◆ Data under study

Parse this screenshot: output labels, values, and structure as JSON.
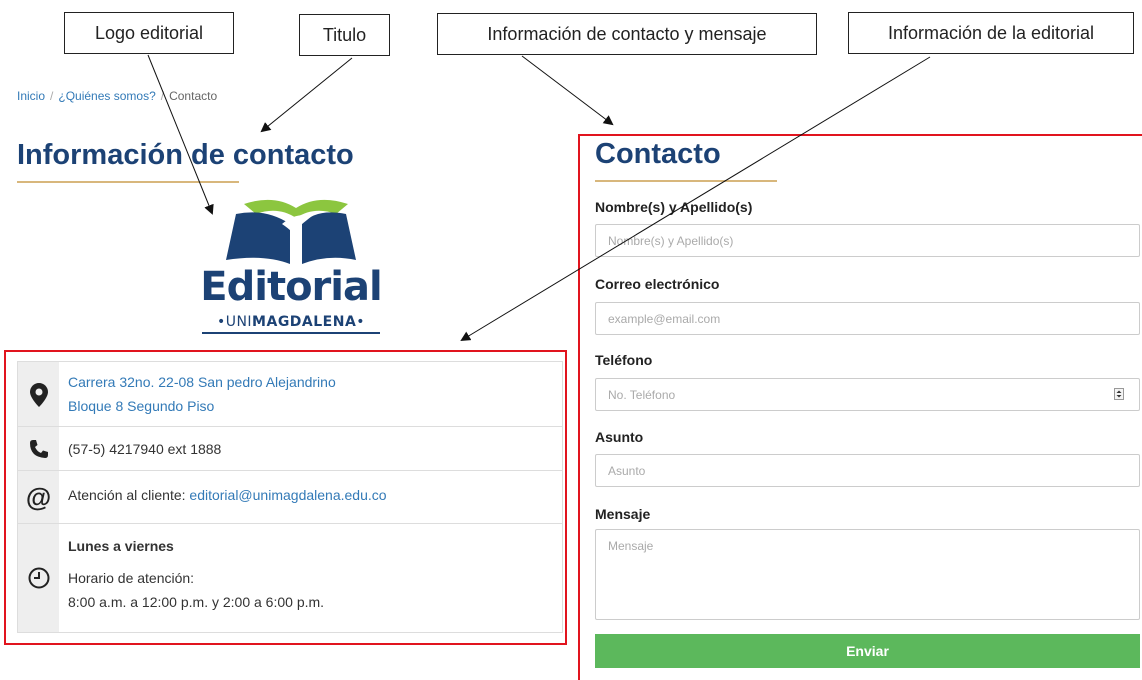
{
  "annotations": {
    "logo": "Logo editorial",
    "title": "Titulo",
    "contact_form": "Información de contacto y mensaje",
    "editorial_info": "Información de la editorial"
  },
  "breadcrumb": {
    "items": [
      "Inicio",
      "¿Quiénes somos?",
      "Contacto"
    ],
    "separator": "/"
  },
  "left": {
    "title": "Información de contacto",
    "logo": {
      "word": "Editorial",
      "sub_pre": "•UNI",
      "sub_bold": "MAGDALENA",
      "sub_post": "•"
    },
    "address": {
      "line1": "Carrera 32no. 22-08 San pedro Alejandrino",
      "line2": "Bloque 8 Segundo Piso"
    },
    "phone": "(57-5) 4217940 ext 1888",
    "email": {
      "prefix": "Atención al cliente: ",
      "address": "editorial@unimagdalena.edu.co"
    },
    "hours": {
      "days": "Lunes a viernes",
      "label": "Horario de atención:",
      "times": "8:00 a.m. a 12:00 p.m. y 2:00 a 6:00 p.m."
    }
  },
  "form": {
    "title": "Contacto",
    "name": {
      "label": "Nombre(s) y Apellido(s)",
      "placeholder": "Nombre(s) y Apellido(s)"
    },
    "email": {
      "label": "Correo electrónico",
      "placeholder": "example@email.com"
    },
    "phone": {
      "label": "Teléfono",
      "placeholder": "No. Teléfono"
    },
    "subject": {
      "label": "Asunto",
      "placeholder": "Asunto"
    },
    "message": {
      "label": "Mensaje",
      "placeholder": "Mensaje"
    },
    "submit": "Enviar"
  },
  "colors": {
    "brand_blue": "#1c4275",
    "link_blue": "#337ab7",
    "accent_gold": "#d8b77c",
    "highlight_red": "#e1141e",
    "submit_green": "#5cb85c"
  },
  "icons": [
    "map-marker-icon",
    "phone-icon",
    "at-sign-icon",
    "clock-icon",
    "spinner-arrows-icon"
  ]
}
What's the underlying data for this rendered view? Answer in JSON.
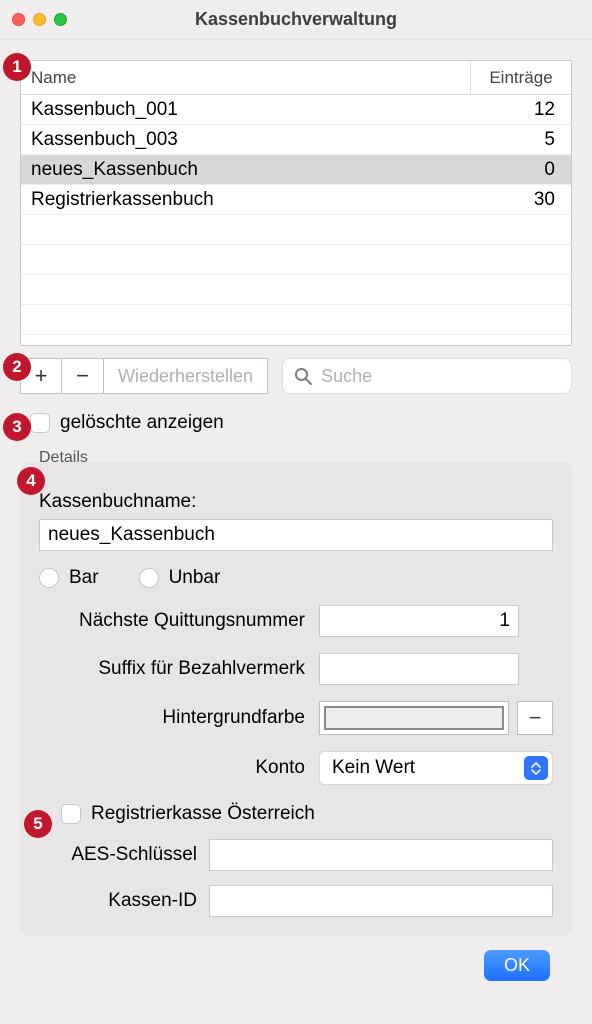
{
  "window": {
    "title": "Kassenbuchverwaltung"
  },
  "table": {
    "headers": {
      "name": "Name",
      "entries": "Einträge"
    },
    "rows": [
      {
        "name": "Kassenbuch_001",
        "entries": "12",
        "selected": false
      },
      {
        "name": "Kassenbuch_003",
        "entries": "5",
        "selected": false
      },
      {
        "name": "neues_Kassenbuch",
        "entries": "0",
        "selected": true
      },
      {
        "name": "Registrierkassenbuch",
        "entries": "30",
        "selected": false
      }
    ]
  },
  "toolbar": {
    "add": "+",
    "remove": "−",
    "restore": "Wiederherstellen",
    "search_placeholder": "Suche"
  },
  "show_deleted_label": "gelöschte anzeigen",
  "details": {
    "legend": "Details",
    "name_label": "Kassenbuchname:",
    "name_value": "neues_Kassenbuch",
    "radio_bar": "Bar",
    "radio_unbar": "Unbar",
    "next_receipt_label": "Nächste Quittungsnummer",
    "next_receipt_value": "1",
    "suffix_label": "Suffix für Bezahlvermerk",
    "suffix_value": "",
    "bgcolor_label": "Hintergrundfarbe",
    "account_label": "Konto",
    "account_value": "Kein Wert",
    "austria_label": "Registrierkasse Österreich",
    "aes_label": "AES-Schlüssel",
    "aes_value": "",
    "kassen_id_label": "Kassen-ID",
    "kassen_id_value": ""
  },
  "ok_label": "OK",
  "callouts": [
    "1",
    "2",
    "3",
    "4",
    "5"
  ]
}
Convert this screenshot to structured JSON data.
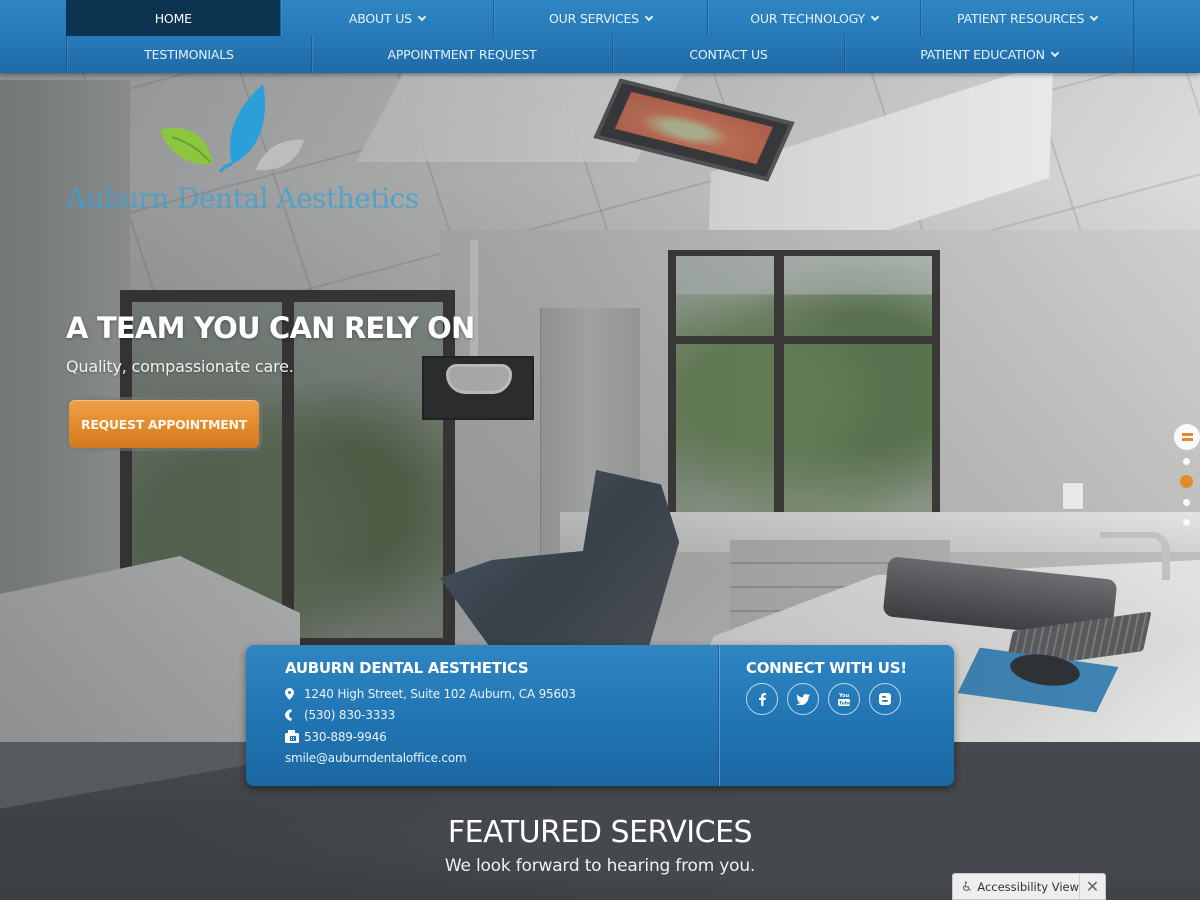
{
  "nav": {
    "row1": [
      {
        "label": "HOME",
        "active": true,
        "dropdown": false
      },
      {
        "label": "ABOUT US",
        "active": false,
        "dropdown": true
      },
      {
        "label": "OUR SERVICES",
        "active": false,
        "dropdown": true
      },
      {
        "label": "OUR TECHNOLOGY",
        "active": false,
        "dropdown": true
      },
      {
        "label": "PATIENT RESOURCES",
        "active": false,
        "dropdown": true
      }
    ],
    "row2": [
      {
        "label": "TESTIMONIALS",
        "dropdown": false
      },
      {
        "label": "APPOINTMENT REQUEST",
        "dropdown": false
      },
      {
        "label": "CONTACT US",
        "dropdown": false
      },
      {
        "label": "PATIENT EDUCATION",
        "dropdown": true
      }
    ]
  },
  "logo": {
    "text": "Auburn Dental Aesthetics",
    "leaf_colors": [
      "#8cc63f",
      "#2a9fd8",
      "#bdbdbd"
    ]
  },
  "hero": {
    "title": "A TEAM YOU CAN RELY ON",
    "subtitle": "Quality, compassionate care.",
    "cta_label": "REQUEST APPOINTMENT"
  },
  "slider": {
    "pause_icon": "pause-icon",
    "slide_count": 4,
    "active_slide": 2
  },
  "info": {
    "title": "AUBURN DENTAL AESTHETICS",
    "address": "1240 High Street, Suite 102 Auburn, CA 95603",
    "phone": "(530) 830-3333",
    "fax": "530-889-9946",
    "email": "smile@auburndentaloffice.com",
    "connect_title": "CONNECT WITH US!",
    "socials": [
      {
        "name": "facebook",
        "glyph": "f"
      },
      {
        "name": "twitter",
        "glyph": "t"
      },
      {
        "name": "youtube",
        "glyph": "You Tube"
      },
      {
        "name": "blogger",
        "glyph": "B"
      }
    ]
  },
  "featured": {
    "title": "FEATURED SERVICES",
    "subtitle": "We look forward to hearing from you."
  },
  "accessibility": {
    "label": "Accessibility View",
    "close": "✕"
  },
  "colors": {
    "nav_blue": "#2577b5",
    "nav_active": "#0c3350",
    "accent_orange": "#e38a2a",
    "info_blue": "#2174b2"
  }
}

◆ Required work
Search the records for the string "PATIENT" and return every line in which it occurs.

◆ Response box
        "label": "PATIENT RESOURCES",
        "label": "PATIENT EDUCATION",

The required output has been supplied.